Aug 22 2018
Wendy French responds to the compassion in Hubert Moore’s poetry
This book is dedicated to the people we keep in detention centres and as these centres are very much in the news as I write (August 2018) the timing of the publication of this book is a pertinent reminder of the plight of detained people. Congratulations to John Lucas and Shoestring Press for this publication.
This is Hubert Moore’s ninth collection and he manages through his craft and sensibilities to bring, yet again, heart-rending freshness to his work. Since his retirement from Head of English at Cranbook Grammar School, Moore has worked endlessly for victims of torture and repression.
In all of Moore’s work there is an inherent truth that is portrayed in an authentic and non-poetic way and yet what he writes is poetry, nothing more, and nothing less. This is a skill that pervades all his work.
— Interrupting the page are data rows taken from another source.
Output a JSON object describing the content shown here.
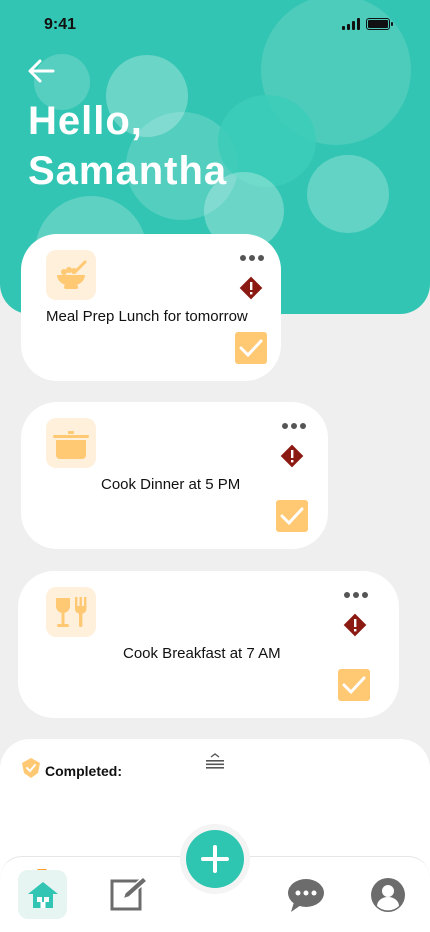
{
  "status_bar": {
    "time": "9:41"
  },
  "header": {
    "greeting": "Hello,\nSamantha"
  },
  "tasks": [
    {
      "title": "Meal Prep Lunch for tomorrow",
      "icon": "food-bowl-icon"
    },
    {
      "title": "Cook Dinner at 5 PM",
      "icon": "cooking-pot-icon"
    },
    {
      "title": "Cook Breakfast at 7 AM",
      "icon": "cutlery-icon"
    }
  ],
  "completed": {
    "label": "Completed:"
  },
  "nav": {
    "items": [
      "home-icon",
      "edit-icon",
      "add-icon",
      "chat-icon",
      "profile-icon"
    ]
  },
  "colors": {
    "accent": "#33c5b3",
    "card_icon_bg": "#fff0dc",
    "icon_orange": "#ffc873",
    "alert": "#8b1a12"
  }
}
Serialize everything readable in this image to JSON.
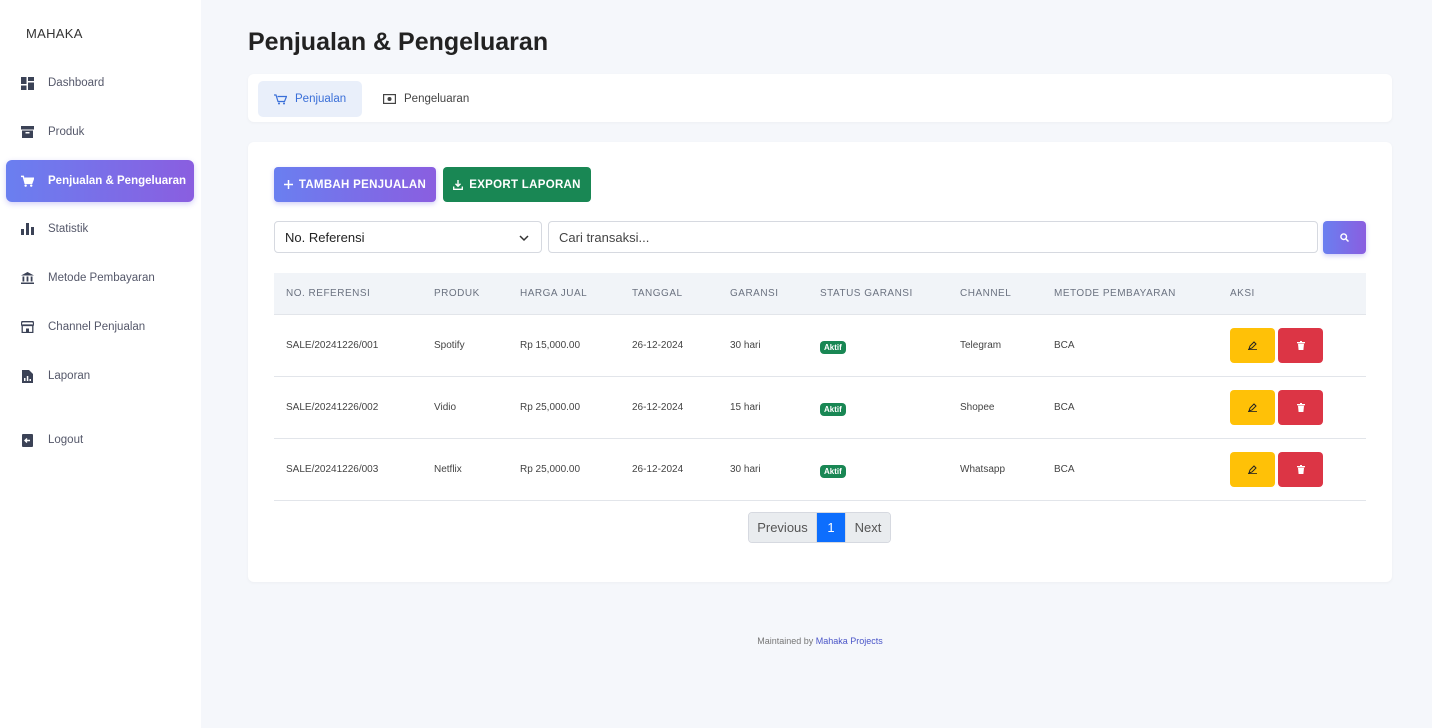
{
  "sidebar": {
    "brand": "MAHAKA",
    "items": [
      {
        "label": "Dashboard",
        "icon": "dashboard-icon"
      },
      {
        "label": "Produk",
        "icon": "archive-icon"
      },
      {
        "label": "Penjualan & Pengeluaran",
        "icon": "cart-icon",
        "active": true
      },
      {
        "label": "Statistik",
        "icon": "bar-chart-icon"
      },
      {
        "label": "Metode Pembayaran",
        "icon": "bank-icon"
      },
      {
        "label": "Channel Penjualan",
        "icon": "store-icon"
      },
      {
        "label": "Laporan",
        "icon": "report-icon"
      }
    ],
    "logout": {
      "label": "Logout",
      "icon": "logout-icon"
    }
  },
  "page": {
    "title": "Penjualan & Pengeluaran"
  },
  "tabs": [
    {
      "label": "Penjualan",
      "icon": "cart-icon",
      "active": true
    },
    {
      "label": "Pengeluaran",
      "icon": "money-icon",
      "active": false
    }
  ],
  "toolbar": {
    "add_label": "TAMBAH PENJUALAN",
    "export_label": "EXPORT LAPORAN"
  },
  "filter": {
    "select_value": "No. Referensi",
    "search_placeholder": "Cari transaksi..."
  },
  "table": {
    "headers": [
      "NO. REFERENSI",
      "PRODUK",
      "HARGA JUAL",
      "TANGGAL",
      "GARANSI",
      "STATUS GARANSI",
      "CHANNEL",
      "METODE PEMBAYARAN",
      "AKSI"
    ],
    "rows": [
      {
        "ref": "SALE/20241226/001",
        "produk": "Spotify",
        "harga": "Rp 15,000.00",
        "tanggal": "26-12-2024",
        "garansi": "30 hari",
        "status": "Aktif",
        "channel": "Telegram",
        "metode": "BCA"
      },
      {
        "ref": "SALE/20241226/002",
        "produk": "Vidio",
        "harga": "Rp 25,000.00",
        "tanggal": "26-12-2024",
        "garansi": "15 hari",
        "status": "Aktif",
        "channel": "Shopee",
        "metode": "BCA"
      },
      {
        "ref": "SALE/20241226/003",
        "produk": "Netflix",
        "harga": "Rp 25,000.00",
        "tanggal": "26-12-2024",
        "garansi": "30 hari",
        "status": "Aktif",
        "channel": "Whatsapp",
        "metode": "BCA"
      }
    ]
  },
  "pagination": {
    "prev": "Previous",
    "current": "1",
    "next": "Next"
  },
  "footer": {
    "text": "Maintained by",
    "link": "Mahaka Projects"
  },
  "colors": {
    "accent_gradient_start": "#6a7ff0",
    "accent_gradient_end": "#8a5ee0",
    "export_green": "#198754",
    "edit_yellow": "#ffc107",
    "delete_red": "#dc3545",
    "page_active": "#0d6efd"
  }
}
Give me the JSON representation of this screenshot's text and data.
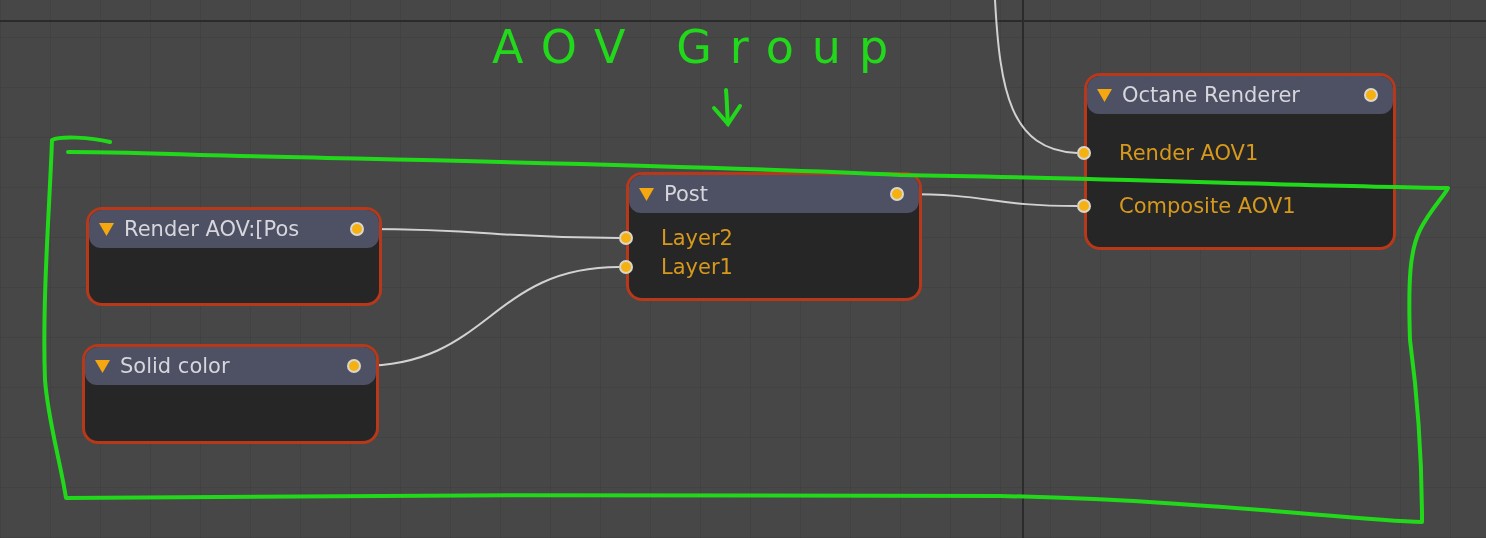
{
  "annotation": {
    "label": "AOV Group"
  },
  "nodes": [
    {
      "title": "Render AOV:[Pos"
    },
    {
      "title": "Solid color"
    },
    {
      "title": "Post",
      "inputs": [
        {
          "label": "Layer2",
          "connected": true
        },
        {
          "label": "Layer1",
          "connected": true
        }
      ]
    },
    {
      "title": "Octane Renderer",
      "inputs": [
        {
          "label": "Render AOV1",
          "connected": true
        },
        {
          "label": "Composite AOV1",
          "connected": true
        }
      ]
    }
  ]
}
As an example here is a fragment from “Rag Doll”
Rag doll with a difference. Toss it on the heap And it stays there, lies anyhow...
This writing gives such a clear picture of what it must feel like to be a rag doll (= asylum seeker or refugee). The image of the rag doll conveys a feeling of limpness, being out of control both of the body and the mind. The rag doll is controlled by someone more powerfu. and is easy to discard, throw away, ignore, pull apart, destroy.
The next lines come from “Apple” – which he wrote on the train returning home after seeing an exhibition of Rembrandt’s work at The National Gallery.
I can see the blistered patch of skin -damage on the cheek, beneath the right eye.
From this we learn that Moore carries the plight of the victimised with him wherever he goes and this is exactly what gives his work the authentic quality that makes his poems compelling reading.
There are truths in Moore’s work that we cannot escape from:
“At The Garburn Pass” A six-bar gate, each bar a blade of snow, a dry stone wall and a wire fence (two years you've been detained) on poles hoisted above it. This must be the widest greetings card there's ever been.
The first five lines of this poem are a bleak, truthful description of a six-bar gate and wire fence; but then the next line lifts the poem to another level. The subtlety of the message of the greetings card to a place of suppression and hard reality makes the first five lines even more sinister than they at first appeared. I had to go back and keep reading this poem because of the horrific picture it impressed on me. But I needed to read this poem, this book. It has changed me.
The Tree Line is not an easy read and is not meant to be. Yet the poetry is beautiful in its compassion, subtle and haunting:
Somehow you stole off, coaxed that thing up to a crack of light, allowed it to have happened, spoke it, wrote it, flew the fact of it as a flag in the wind…
Flags denote countries, boundaries, rules and barriers. The wind is free. We are not.
I ask myself : how can I connect to these people whom I don’t know (yet who are just like you and me) whose lives are so unimaginatively complicated and painful that I can’t begin to understand. The answer has to lie in the reading of these poems and books like this one so the horror of some lives can be remembered.
This book illustrates the inhumanity that human beings are capable of inflicting on one another. The poems are a reminder of what it is to be human and how those of us who have lived our lives in a free society have a responsibility to others who have suffered degradation, torture and separation from their families.
The least we can do is read this book and so have some thoughts for the feelings of the people whom Hubert Moore has worked with, supported and given hope to in his work and writing.
The Tree Line is a fine book of accomplished poetry and for a slim volume speaks volumes of grief, compassion, love and endurance. All human life is precious.
…What faith Wants to hear Is how the field with sheep in it rises, feeds On your joy, your watching. (“Feeders”)
By writing these poems Hubert Moore is declaring that all human beings deserve respect, to be acknowledged and to know that no one is forgotten.
Wendy French’s latest book is Thinks Itself A Hawk from Hippocrates Press 2016. She is joint editor with Professors Michael Hulse and Donald Singer of The Hippocrates Book of the Heart, published by Hippocrates press September 2017